◆ **About this exercise**
Exact copy, no pictures: return all the data below as written.

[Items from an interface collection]
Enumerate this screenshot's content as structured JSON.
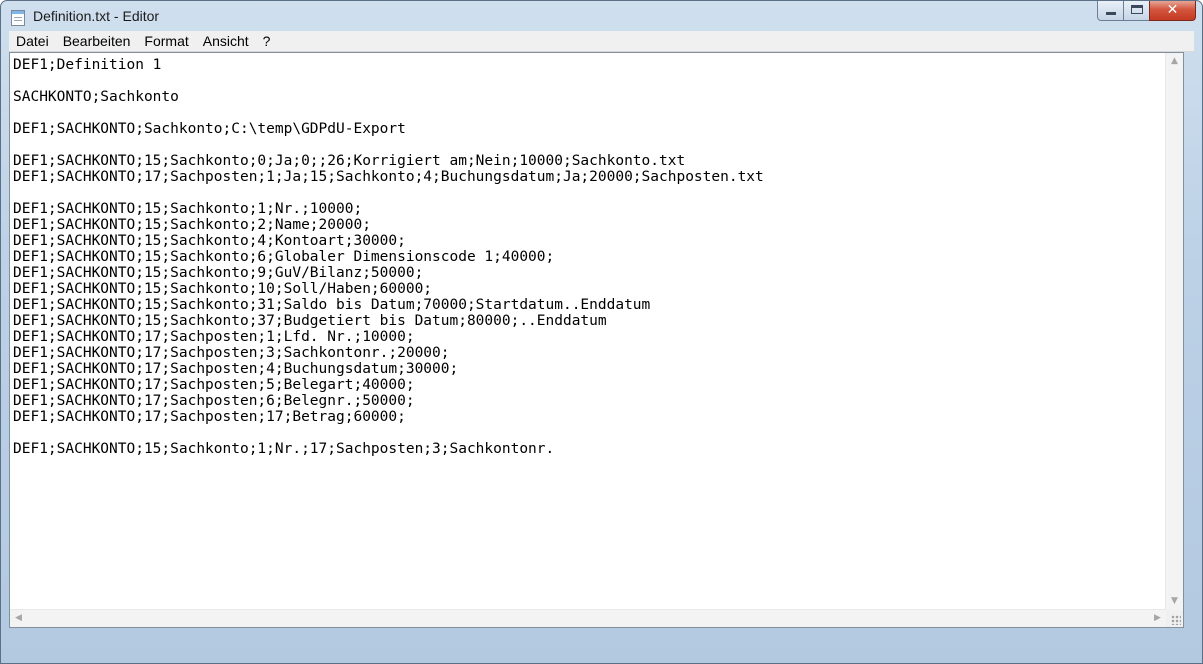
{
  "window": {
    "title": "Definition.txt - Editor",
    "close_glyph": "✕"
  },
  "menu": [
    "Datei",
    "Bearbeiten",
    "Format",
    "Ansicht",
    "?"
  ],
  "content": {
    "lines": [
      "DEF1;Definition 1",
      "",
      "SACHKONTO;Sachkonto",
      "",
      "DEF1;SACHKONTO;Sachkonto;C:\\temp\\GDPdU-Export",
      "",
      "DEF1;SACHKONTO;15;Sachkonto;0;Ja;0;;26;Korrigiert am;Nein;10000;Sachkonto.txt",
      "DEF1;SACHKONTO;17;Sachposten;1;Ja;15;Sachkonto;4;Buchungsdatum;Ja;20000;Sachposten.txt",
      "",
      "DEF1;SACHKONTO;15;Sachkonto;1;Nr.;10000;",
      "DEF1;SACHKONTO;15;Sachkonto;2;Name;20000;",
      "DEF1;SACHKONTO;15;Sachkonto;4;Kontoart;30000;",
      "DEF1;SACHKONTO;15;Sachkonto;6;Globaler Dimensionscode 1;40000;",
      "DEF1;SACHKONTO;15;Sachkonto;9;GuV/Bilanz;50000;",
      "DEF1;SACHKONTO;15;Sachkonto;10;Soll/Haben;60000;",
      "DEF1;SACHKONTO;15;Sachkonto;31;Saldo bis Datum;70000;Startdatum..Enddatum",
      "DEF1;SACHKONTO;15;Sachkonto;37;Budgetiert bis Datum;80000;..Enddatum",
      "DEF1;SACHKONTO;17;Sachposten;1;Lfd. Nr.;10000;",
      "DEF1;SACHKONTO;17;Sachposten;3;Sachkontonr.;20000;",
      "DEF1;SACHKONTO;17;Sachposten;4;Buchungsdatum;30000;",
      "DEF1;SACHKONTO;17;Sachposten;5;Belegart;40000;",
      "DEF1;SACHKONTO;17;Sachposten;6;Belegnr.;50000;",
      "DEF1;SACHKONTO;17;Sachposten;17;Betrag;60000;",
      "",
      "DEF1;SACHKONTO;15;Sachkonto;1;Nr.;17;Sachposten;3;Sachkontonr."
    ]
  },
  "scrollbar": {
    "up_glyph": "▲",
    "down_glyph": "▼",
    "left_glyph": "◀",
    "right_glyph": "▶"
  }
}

◆ **Answer section**
Enumerate this screenshot's content as structured JSON.
{
  "window": {
    "title": "Definition.txt - Editor",
    "close_glyph": "✕"
  },
  "menu": [
    "Datei",
    "Bearbeiten",
    "Format",
    "Ansicht",
    "?"
  ],
  "content": {
    "lines": [
      "DEF1;Definition 1",
      "",
      "SACHKONTO;Sachkonto",
      "",
      "DEF1;SACHKONTO;Sachkonto;C:\\temp\\GDPdU-Export",
      "",
      "DEF1;SACHKONTO;15;Sachkonto;0;Ja;0;;26;Korrigiert am;Nein;10000;Sachkonto.txt",
      "DEF1;SACHKONTO;17;Sachposten;1;Ja;15;Sachkonto;4;Buchungsdatum;Ja;20000;Sachposten.txt",
      "",
      "DEF1;SACHKONTO;15;Sachkonto;1;Nr.;10000;",
      "DEF1;SACHKONTO;15;Sachkonto;2;Name;20000;",
      "DEF1;SACHKONTO;15;Sachkonto;4;Kontoart;30000;",
      "DEF1;SACHKONTO;15;Sachkonto;6;Globaler Dimensionscode 1;40000;",
      "DEF1;SACHKONTO;15;Sachkonto;9;GuV/Bilanz;50000;",
      "DEF1;SACHKONTO;15;Sachkonto;10;Soll/Haben;60000;",
      "DEF1;SACHKONTO;15;Sachkonto;31;Saldo bis Datum;70000;Startdatum..Enddatum",
      "DEF1;SACHKONTO;15;Sachkonto;37;Budgetiert bis Datum;80000;..Enddatum",
      "DEF1;SACHKONTO;17;Sachposten;1;Lfd. Nr.;10000;",
      "DEF1;SACHKONTO;17;Sachposten;3;Sachkontonr.;20000;",
      "DEF1;SACHKONTO;17;Sachposten;4;Buchungsdatum;30000;",
      "DEF1;SACHKONTO;17;Sachposten;5;Belegart;40000;",
      "DEF1;SACHKONTO;17;Sachposten;6;Belegnr.;50000;",
      "DEF1;SACHKONTO;17;Sachposten;17;Betrag;60000;",
      "",
      "DEF1;SACHKONTO;15;Sachkonto;1;Nr.;17;Sachposten;3;Sachkontonr."
    ]
  },
  "scrollbar": {
    "up_glyph": "▲",
    "down_glyph": "▼",
    "left_glyph": "◀",
    "right_glyph": "▶"
  }
}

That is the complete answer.